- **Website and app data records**

--*--

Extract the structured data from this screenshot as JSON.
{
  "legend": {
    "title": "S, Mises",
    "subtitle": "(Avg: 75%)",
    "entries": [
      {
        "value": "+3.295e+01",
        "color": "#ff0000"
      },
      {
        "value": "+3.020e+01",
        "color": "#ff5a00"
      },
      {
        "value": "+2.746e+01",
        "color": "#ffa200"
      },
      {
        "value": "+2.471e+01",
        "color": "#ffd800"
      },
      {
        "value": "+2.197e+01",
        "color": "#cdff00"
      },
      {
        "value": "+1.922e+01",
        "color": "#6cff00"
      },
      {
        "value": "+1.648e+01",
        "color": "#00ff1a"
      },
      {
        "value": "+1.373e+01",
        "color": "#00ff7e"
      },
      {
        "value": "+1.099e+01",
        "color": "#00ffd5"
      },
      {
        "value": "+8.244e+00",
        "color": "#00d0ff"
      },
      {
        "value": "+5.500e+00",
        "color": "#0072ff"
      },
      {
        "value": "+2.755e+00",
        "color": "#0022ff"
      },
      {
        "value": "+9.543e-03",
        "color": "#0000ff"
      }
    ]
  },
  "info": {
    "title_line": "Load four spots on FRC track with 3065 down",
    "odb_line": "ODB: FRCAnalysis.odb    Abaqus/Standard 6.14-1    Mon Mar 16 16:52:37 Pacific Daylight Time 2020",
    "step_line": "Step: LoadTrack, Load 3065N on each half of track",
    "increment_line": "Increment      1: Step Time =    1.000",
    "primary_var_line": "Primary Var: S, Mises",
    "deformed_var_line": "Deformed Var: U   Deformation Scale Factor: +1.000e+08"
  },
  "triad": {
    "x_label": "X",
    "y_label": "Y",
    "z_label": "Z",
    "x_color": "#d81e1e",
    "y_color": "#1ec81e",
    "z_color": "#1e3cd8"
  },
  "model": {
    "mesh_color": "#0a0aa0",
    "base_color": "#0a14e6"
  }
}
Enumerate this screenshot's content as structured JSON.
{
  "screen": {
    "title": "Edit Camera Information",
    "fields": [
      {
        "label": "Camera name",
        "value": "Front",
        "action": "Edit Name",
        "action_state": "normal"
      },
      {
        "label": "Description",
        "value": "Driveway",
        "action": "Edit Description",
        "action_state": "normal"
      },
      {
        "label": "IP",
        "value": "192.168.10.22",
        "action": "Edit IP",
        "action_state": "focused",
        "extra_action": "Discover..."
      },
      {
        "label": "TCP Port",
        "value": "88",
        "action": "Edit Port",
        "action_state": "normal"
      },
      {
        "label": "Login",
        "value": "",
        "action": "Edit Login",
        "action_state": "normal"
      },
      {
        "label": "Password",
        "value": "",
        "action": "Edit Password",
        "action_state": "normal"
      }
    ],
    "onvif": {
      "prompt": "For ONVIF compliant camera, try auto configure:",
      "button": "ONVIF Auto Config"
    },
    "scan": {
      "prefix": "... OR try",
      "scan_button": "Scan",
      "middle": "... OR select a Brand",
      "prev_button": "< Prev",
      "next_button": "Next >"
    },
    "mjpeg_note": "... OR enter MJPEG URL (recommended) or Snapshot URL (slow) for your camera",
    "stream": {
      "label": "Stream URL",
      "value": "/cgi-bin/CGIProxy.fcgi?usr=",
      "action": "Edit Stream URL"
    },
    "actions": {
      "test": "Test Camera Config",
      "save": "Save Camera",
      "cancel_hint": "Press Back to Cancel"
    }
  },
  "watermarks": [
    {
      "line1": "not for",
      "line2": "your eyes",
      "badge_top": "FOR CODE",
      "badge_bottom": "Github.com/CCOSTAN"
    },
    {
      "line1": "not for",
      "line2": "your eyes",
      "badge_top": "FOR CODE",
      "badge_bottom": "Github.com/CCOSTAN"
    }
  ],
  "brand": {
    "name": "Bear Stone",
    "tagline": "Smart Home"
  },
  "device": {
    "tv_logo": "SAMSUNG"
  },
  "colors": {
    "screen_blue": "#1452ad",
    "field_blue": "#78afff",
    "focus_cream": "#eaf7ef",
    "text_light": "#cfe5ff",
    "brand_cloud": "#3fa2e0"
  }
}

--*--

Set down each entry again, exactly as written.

- **EXERCISE RESPONSE**
Extract the structured data from this screenshot as JSON.
{
  "legend": {
    "title": "S, Mises",
    "subtitle": "(Avg: 75%)",
    "entries": [
      {
        "value": "+3.295e+01",
        "color": "#ff0000"
      },
      {
        "value": "+3.020e+01",
        "color": "#ff5a00"
      },
      {
        "value": "+2.746e+01",
        "color": "#ffa200"
      },
      {
        "value": "+2.471e+01",
        "color": "#ffd800"
      },
      {
        "value": "+2.197e+01",
        "color": "#cdff00"
      },
      {
        "value": "+1.922e+01",
        "color": "#6cff00"
      },
      {
        "value": "+1.648e+01",
        "color": "#00ff1a"
      },
      {
        "value": "+1.373e+01",
        "color": "#00ff7e"
      },
      {
        "value": "+1.099e+01",
        "color": "#00ffd5"
      },
      {
        "value": "+8.244e+00",
        "color": "#00d0ff"
      },
      {
        "value": "+5.500e+00",
        "color": "#0072ff"
      },
      {
        "value": "+2.755e+00",
        "color": "#0022ff"
      },
      {
        "value": "+9.543e-03",
        "color": "#0000ff"
      }
    ]
  },
  "info": {
    "title_line": "Load four spots on FRC track with 3065 down",
    "odb_line": "ODB: FRCAnalysis.odb    Abaqus/Standard 6.14-1    Mon Mar 16 16:52:37 Pacific Daylight Time 2020",
    "step_line": "Step: LoadTrack, Load 3065N on each half of track",
    "increment_line": "Increment      1: Step Time =    1.000",
    "primary_var_line": "Primary Var: S, Mises",
    "deformed_var_line": "Deformed Var: U   Deformation Scale Factor: +1.000e+08"
  },
  "triad": {
    "x_label": "X",
    "y_label": "Y",
    "z_label": "Z",
    "x_color": "#d81e1e",
    "y_color": "#1ec81e",
    "z_color": "#1e3cd8"
  },
  "model": {
    "mesh_color": "#0a0aa0",
    "base_color": "#0a14e6"
  }
}
Enumerate this screenshot's content as structured JSON.
{
  "screen": {
    "title": "Edit Camera Information",
    "fields": [
      {
        "label": "Camera name",
        "value": "Front",
        "action": "Edit Name",
        "action_state": "normal"
      },
      {
        "label": "Description",
        "value": "Driveway",
        "action": "Edit Description",
        "action_state": "normal"
      },
      {
        "label": "IP",
        "value": "192.168.10.22",
        "action": "Edit IP",
        "action_state": "focused",
        "extra_action": "Discover..."
      },
      {
        "label": "TCP Port",
        "value": "88",
        "action": "Edit Port",
        "action_state": "normal"
      },
      {
        "label": "Login",
        "value": "",
        "action": "Edit Login",
        "action_state": "normal"
      },
      {
        "label": "Password",
        "value": "",
        "action": "Edit Password",
        "action_state": "normal"
      }
    ],
    "onvif": {
      "prompt": "For ONVIF compliant camera, try auto configure:",
      "button": "ONVIF Auto Config"
    },
    "scan": {
      "prefix": "... OR try",
      "scan_button": "Scan",
      "middle": "... OR select a Brand",
      "prev_button": "< Prev",
      "next_button": "Next >"
    },
    "mjpeg_note": "... OR enter MJPEG URL (recommended) or Snapshot URL (slow) for your camera",
    "stream": {
      "label": "Stream URL",
      "value": "/cgi-bin/CGIProxy.fcgi?usr=",
      "action": "Edit Stream URL"
    },
    "actions": {
      "test": "Test Camera Config",
      "save": "Save Camera",
      "cancel_hint": "Press Back to Cancel"
    }
  },
  "watermarks": [
    {
      "line1": "not for",
      "line2": "your eyes",
      "badge_top": "FOR CODE",
      "badge_bottom": "Github.com/CCOSTAN"
    },
    {
      "line1": "not for",
      "line2": "your eyes",
      "badge_top": "FOR CODE",
      "badge_bottom": "Github.com/CCOSTAN"
    }
  ],
  "brand": {
    "name": "Bear Stone",
    "tagline": "Smart Home"
  },
  "device": {
    "tv_logo": "SAMSUNG"
  },
  "colors": {
    "screen_blue": "#1452ad",
    "field_blue": "#78afff",
    "focus_cream": "#eaf7ef",
    "text_light": "#cfe5ff",
    "brand_cloud": "#3fa2e0"
  }
}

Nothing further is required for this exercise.